Aim of the task: Scan the entries for the string "Size" and give the number of lines that have it, nothing further.

(Beginning of Exercise materials)

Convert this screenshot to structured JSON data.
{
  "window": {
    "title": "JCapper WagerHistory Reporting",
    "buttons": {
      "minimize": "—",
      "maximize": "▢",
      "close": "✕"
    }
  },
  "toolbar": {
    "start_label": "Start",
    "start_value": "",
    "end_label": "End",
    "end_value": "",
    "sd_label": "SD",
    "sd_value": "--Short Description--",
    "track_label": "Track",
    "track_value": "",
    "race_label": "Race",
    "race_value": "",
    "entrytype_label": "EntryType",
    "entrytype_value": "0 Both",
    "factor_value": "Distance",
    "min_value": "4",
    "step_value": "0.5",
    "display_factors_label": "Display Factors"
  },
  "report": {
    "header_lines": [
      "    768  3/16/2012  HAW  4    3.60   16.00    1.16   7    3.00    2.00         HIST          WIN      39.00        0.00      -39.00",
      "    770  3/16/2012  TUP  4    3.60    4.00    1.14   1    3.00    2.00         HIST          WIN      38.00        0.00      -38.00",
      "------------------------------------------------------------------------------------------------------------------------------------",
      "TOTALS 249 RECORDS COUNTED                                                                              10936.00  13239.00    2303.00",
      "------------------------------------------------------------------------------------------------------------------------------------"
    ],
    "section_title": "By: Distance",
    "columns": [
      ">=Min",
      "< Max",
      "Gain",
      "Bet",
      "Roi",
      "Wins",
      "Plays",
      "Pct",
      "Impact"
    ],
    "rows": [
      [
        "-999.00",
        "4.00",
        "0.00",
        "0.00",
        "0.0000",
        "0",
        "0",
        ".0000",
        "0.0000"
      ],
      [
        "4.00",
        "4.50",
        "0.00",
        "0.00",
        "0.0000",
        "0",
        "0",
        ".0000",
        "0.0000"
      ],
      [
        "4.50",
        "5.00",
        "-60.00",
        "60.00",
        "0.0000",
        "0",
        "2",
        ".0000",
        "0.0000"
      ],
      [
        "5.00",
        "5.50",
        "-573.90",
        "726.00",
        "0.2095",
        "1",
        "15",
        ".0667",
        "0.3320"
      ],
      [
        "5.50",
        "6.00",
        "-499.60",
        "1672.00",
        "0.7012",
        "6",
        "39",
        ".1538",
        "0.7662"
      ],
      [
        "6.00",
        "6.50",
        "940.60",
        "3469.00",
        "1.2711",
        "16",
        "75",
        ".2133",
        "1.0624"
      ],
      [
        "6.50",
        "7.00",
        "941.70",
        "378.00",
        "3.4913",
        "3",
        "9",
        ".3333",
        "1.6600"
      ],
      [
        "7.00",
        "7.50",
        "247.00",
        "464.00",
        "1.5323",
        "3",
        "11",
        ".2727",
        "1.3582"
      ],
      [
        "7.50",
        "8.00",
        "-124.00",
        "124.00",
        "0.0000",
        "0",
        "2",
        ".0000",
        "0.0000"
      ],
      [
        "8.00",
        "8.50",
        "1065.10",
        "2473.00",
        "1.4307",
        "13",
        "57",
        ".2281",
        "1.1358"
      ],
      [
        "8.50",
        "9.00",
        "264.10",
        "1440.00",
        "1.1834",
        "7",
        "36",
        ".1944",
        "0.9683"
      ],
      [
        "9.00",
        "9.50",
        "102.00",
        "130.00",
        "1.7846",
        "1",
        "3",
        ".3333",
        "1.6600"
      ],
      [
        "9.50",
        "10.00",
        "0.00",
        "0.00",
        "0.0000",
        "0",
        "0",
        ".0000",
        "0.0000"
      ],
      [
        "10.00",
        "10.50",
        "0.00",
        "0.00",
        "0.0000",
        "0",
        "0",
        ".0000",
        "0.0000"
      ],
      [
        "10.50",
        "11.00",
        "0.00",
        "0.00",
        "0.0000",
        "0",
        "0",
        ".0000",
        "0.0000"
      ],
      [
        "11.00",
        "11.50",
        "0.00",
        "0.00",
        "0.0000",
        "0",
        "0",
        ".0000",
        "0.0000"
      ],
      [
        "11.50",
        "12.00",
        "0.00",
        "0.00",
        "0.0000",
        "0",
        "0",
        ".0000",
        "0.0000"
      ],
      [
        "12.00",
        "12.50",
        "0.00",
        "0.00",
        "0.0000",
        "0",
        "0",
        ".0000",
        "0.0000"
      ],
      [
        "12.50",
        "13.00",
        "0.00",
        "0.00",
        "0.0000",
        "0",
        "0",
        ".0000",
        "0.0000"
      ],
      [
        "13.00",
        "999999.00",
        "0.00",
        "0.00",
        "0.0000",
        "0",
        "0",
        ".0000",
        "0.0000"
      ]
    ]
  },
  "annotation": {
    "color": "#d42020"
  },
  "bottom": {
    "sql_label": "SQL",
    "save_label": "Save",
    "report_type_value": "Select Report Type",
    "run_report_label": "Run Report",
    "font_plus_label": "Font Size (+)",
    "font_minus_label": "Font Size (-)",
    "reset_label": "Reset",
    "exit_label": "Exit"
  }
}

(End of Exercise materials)

Written response: 2